Turkey saw a cut in its long-term issuer and unsecured debt ratings on Thursday, and a reduction in its rating outlook from ‘stable’ to ‘negative’.
Credit rating agency Moody’s said the fall from Ba1 to Ba2 was due to a loss of institutional strength, delayed reforms and the risk of external shocks worsening the current account deficit.
Although Moody’s talked about Turkey’s “large and dynamic economy and favorable government debt metrics” it also warned that it was increasingly susceptible to the effects of outside shocks.
It also cast doubt on the Turkish government’s estimates of five percent growth, estimating annual growth to be more in the range of 3.5-4 percent.
Ankara’s military campaign in the Afrin region of Syria was also cited as a factor hitting Turkey’s economy. In a briefing the agency claimed:
“In Moody’s view, the geopolitical risk arising from Turkey’s recent engagement in Syria becomes more marked the longer and deeper the engagement goes on.

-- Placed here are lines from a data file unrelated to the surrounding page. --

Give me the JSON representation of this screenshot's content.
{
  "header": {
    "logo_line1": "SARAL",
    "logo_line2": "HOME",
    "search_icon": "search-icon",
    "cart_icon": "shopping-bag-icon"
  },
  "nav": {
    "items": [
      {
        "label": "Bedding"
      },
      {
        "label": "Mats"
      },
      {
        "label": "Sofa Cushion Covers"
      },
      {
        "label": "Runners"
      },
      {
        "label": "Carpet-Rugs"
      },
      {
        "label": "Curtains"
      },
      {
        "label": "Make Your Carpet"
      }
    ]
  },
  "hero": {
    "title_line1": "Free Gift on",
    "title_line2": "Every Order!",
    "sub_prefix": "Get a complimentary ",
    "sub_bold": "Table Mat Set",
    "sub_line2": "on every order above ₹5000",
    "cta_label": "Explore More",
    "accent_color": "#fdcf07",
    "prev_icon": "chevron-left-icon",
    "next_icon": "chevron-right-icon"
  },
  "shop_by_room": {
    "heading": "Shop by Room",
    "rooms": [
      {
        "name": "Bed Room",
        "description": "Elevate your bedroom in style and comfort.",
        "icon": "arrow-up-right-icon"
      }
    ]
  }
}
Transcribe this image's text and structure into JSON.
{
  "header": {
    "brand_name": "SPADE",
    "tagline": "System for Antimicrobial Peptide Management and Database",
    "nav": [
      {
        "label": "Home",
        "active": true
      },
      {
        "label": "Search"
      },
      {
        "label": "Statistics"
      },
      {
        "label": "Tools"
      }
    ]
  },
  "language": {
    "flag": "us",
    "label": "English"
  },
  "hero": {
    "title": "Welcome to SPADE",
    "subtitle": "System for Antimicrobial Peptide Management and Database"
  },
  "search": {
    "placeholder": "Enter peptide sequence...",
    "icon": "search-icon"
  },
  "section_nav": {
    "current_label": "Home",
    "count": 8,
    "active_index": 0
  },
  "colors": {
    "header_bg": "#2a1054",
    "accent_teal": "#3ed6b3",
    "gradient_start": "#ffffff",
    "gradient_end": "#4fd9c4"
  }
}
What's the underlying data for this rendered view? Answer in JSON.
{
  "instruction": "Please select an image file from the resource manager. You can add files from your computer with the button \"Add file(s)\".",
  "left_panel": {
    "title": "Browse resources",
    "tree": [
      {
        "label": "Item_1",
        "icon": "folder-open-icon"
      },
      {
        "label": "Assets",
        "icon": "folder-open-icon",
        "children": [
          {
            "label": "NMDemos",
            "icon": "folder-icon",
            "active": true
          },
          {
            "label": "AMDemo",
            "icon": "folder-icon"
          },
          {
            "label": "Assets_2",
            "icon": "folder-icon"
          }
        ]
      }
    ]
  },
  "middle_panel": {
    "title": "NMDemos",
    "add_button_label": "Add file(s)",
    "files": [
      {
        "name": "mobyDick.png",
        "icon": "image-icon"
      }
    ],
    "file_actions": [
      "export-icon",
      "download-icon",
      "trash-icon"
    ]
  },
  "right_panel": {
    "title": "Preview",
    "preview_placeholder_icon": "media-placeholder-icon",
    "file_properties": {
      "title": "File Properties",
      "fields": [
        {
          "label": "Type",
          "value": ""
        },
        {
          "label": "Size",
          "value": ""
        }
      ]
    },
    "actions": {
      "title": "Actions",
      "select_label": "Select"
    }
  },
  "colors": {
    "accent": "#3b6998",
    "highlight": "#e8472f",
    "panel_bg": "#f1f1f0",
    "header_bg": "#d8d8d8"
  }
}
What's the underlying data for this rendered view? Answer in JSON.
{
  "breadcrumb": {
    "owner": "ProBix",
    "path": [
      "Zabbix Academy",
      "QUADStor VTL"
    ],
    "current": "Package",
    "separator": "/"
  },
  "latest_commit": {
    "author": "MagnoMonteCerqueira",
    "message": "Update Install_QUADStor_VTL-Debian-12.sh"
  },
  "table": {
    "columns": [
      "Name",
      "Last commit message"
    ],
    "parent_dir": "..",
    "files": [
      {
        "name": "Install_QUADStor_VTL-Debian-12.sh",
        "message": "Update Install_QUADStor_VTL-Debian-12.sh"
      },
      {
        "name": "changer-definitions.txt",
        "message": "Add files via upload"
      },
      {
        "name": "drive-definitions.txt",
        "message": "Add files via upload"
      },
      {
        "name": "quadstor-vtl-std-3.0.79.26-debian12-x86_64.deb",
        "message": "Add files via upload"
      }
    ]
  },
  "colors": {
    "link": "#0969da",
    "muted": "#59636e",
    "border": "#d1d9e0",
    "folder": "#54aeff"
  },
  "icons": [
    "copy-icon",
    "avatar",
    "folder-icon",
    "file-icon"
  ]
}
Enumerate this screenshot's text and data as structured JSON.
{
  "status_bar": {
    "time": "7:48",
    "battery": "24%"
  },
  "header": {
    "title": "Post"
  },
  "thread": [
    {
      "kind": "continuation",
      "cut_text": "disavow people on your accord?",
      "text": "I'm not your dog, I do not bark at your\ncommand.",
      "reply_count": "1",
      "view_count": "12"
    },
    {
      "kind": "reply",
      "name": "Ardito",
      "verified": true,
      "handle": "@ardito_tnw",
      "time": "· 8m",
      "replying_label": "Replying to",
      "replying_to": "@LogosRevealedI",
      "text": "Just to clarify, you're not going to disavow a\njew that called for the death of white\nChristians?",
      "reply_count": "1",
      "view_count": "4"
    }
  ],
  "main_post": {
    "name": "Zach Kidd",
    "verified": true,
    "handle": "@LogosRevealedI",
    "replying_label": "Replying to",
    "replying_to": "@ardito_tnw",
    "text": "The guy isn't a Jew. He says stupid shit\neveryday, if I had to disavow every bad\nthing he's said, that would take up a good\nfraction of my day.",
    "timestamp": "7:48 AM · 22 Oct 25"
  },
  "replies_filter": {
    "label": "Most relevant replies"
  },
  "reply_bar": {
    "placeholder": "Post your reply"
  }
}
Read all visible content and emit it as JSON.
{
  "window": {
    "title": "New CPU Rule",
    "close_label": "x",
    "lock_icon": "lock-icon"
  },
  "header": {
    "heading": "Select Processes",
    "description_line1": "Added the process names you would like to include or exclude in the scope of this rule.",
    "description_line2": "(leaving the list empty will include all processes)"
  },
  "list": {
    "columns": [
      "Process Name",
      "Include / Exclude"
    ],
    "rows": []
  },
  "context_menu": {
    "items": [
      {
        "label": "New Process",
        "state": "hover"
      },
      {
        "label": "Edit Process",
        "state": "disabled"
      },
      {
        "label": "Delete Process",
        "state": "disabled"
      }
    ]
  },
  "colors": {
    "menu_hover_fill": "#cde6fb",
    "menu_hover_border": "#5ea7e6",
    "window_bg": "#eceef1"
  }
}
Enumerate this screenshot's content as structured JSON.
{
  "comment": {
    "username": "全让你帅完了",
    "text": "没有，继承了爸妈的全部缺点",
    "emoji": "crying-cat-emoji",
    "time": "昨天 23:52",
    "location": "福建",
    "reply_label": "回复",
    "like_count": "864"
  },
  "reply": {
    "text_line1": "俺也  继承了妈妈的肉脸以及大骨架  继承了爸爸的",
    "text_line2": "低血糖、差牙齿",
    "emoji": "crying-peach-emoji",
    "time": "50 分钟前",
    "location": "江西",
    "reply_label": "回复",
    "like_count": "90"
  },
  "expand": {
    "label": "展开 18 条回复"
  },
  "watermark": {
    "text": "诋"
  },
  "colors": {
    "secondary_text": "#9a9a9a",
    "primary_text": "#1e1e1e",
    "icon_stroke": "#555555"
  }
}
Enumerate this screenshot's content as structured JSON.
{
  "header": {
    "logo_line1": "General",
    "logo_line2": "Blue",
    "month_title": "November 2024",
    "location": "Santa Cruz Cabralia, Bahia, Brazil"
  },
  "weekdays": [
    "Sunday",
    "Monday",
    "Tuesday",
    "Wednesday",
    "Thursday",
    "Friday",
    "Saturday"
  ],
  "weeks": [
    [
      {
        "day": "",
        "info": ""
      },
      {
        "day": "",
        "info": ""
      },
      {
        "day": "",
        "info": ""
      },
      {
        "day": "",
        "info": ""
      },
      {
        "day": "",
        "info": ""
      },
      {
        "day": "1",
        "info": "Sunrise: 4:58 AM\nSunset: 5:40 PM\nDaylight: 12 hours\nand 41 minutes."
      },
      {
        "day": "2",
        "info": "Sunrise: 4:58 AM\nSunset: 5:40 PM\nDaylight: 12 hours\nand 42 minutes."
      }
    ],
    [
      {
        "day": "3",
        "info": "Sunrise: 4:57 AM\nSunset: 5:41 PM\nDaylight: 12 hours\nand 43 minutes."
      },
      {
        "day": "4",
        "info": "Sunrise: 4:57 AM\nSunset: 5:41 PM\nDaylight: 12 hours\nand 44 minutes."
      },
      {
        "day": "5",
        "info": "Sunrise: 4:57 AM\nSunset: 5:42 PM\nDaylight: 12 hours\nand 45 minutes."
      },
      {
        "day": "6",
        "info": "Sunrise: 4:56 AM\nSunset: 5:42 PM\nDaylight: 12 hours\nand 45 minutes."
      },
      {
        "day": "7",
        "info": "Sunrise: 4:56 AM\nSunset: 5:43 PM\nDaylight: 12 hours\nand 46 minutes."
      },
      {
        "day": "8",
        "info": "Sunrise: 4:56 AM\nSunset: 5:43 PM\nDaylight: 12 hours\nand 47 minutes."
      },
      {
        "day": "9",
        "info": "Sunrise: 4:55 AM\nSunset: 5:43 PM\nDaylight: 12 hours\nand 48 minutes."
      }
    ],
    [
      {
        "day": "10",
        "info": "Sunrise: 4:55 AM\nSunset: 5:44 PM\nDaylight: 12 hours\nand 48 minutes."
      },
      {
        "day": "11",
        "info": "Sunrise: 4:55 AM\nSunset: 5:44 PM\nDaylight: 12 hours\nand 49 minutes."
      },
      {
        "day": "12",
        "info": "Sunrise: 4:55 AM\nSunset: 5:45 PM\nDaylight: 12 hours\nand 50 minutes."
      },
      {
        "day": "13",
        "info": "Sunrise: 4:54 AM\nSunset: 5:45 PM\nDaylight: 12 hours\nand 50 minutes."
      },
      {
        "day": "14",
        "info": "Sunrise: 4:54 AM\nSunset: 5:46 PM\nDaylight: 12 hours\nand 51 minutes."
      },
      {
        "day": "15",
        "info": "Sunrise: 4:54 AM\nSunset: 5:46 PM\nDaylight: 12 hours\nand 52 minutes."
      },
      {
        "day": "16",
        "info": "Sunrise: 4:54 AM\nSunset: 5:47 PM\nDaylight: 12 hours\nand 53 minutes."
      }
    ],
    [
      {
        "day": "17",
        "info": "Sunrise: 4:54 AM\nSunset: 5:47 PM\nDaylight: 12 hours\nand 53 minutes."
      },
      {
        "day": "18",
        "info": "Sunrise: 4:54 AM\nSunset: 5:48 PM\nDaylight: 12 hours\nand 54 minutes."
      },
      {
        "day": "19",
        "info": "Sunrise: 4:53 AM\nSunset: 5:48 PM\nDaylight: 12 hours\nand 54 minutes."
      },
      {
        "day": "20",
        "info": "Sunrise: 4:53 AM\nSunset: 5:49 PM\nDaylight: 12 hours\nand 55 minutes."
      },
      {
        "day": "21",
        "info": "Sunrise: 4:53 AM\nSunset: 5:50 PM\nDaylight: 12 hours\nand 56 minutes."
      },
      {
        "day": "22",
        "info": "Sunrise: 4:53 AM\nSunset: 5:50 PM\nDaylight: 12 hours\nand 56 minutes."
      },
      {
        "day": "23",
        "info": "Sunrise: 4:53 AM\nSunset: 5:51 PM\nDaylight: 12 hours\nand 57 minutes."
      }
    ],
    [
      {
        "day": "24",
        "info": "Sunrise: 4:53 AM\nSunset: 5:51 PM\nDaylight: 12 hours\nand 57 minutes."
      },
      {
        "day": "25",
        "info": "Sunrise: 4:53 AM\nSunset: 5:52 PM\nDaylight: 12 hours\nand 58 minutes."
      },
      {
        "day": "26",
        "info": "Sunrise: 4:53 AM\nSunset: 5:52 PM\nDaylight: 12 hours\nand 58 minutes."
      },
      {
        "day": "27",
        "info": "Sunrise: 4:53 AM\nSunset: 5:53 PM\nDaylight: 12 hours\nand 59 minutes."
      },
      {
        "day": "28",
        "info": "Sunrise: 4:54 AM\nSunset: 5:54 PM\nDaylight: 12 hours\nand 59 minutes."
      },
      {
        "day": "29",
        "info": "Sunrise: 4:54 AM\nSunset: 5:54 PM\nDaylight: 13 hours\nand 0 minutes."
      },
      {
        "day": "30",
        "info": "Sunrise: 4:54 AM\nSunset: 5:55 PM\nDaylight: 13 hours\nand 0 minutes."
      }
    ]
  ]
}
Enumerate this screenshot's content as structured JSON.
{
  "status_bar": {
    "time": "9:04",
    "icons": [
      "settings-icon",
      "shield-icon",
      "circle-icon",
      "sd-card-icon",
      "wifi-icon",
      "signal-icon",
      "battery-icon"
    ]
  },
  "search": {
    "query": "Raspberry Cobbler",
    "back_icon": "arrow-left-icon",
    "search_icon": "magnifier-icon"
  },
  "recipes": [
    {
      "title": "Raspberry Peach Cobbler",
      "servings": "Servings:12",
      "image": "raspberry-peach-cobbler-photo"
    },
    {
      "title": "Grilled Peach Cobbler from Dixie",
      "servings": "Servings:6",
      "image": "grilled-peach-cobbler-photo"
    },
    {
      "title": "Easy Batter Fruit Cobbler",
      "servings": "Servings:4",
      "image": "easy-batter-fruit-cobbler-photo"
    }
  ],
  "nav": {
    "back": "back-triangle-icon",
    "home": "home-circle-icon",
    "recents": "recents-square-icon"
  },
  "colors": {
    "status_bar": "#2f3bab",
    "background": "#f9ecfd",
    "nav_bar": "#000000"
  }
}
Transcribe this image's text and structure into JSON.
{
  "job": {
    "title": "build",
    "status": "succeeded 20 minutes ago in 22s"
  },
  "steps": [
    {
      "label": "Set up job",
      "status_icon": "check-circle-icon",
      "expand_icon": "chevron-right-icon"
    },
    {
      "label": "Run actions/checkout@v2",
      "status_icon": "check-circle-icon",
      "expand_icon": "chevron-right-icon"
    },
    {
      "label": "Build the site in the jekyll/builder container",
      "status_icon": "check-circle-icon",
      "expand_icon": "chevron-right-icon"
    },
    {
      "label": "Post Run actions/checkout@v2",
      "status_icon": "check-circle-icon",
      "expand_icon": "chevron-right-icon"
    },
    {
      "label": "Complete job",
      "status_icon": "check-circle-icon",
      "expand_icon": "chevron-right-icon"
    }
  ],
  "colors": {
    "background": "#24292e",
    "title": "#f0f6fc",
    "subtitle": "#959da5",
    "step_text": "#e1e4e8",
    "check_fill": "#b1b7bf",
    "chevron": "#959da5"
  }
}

“Turkey’s involvement in the Syrian conflict and battle against ISIS spilled over into heightened domestic terrorism in recent years, which has been damaging to tourism and hence economic stability (tourism being an important source of export revenues) and confidence.
“While tourism is now reviving strongly, the full normalization of the sector remains vulnerable to political and security risks.”